deserved snack

It was a fun ride. But I didn't work on any of the bad behavior. I'll try later this week (between the rain?) at home, which may be the main problem. Not AT home, or AWAY from home, but NEAR home. Horses sure make us problem solvers...


  1. wouldnt have been a paint in there with the balls and tarp?

    AND that silly "one antlered" buck-jumped right out in front of my car today-thankfully I had just pulled out of the lane and so missed him by a few inches...which he then ran down the road in front of me instead of crashing back in to the woods. I thought he would stop for the traffic signal, but then he veered left and crossed in to the brush. I don't think he is long for this world if he keeps jaunting down the road.

  2. Yep, it was Falcon! Glad things are going well.
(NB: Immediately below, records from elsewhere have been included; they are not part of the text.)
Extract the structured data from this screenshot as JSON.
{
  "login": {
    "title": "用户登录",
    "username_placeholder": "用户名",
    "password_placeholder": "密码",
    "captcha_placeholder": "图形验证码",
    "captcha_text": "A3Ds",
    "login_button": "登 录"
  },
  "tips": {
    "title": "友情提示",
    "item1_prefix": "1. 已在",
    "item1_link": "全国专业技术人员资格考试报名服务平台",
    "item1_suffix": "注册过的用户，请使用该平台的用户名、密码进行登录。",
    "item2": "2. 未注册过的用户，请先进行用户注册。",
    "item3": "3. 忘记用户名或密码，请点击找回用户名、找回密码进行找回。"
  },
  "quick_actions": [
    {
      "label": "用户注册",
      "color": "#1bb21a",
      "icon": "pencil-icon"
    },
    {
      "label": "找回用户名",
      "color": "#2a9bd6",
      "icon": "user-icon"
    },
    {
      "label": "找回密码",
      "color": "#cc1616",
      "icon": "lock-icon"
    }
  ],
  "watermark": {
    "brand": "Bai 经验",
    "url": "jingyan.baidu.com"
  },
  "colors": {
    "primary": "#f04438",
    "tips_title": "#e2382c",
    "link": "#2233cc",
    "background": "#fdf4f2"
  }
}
That poor buck, I hope he figures it out and goes out by the lake, plenty of space and food out there!

  3. For the first time in 4 years I stepped in to the stirrup and put my leg up on his back. That is amazing progress for both of us since I have been dealing with a fear issue ever since he threw me way back when. Mike is good about going slow and working with me-but I had no fear on Sunday and would have taken off down the trail if he had let me. : )

    Glad you are able to get out and go down the trail-it is going to be a mucky slosh mess here soon!

  4. First time post - loving your Blog! Major is such a character. I'm fairly local (Grass Valley). Anyway - the GoPro is a wonderful helmet camera, my husband has been using it whilst driving, cycling, skiing, and the quality is amazing. Christmas is coming .... hint to SO! Fran in GV.

    1. Welcome! Always love a new reader, especially a local! I'm always up for a new riding buddy too, show us some new trails. You can email me from my profile if you want. I'll look into the Go Pro, hint to the SO is a great idea.

  5. Not riding at present, lame horse resting for the winter (plus full time job getting in the way!), but would love to ride Folsom Lake next year... Can I recommend another Blog for you to read: written by a local friend. Keep writing, I look forward to your posts! Fran.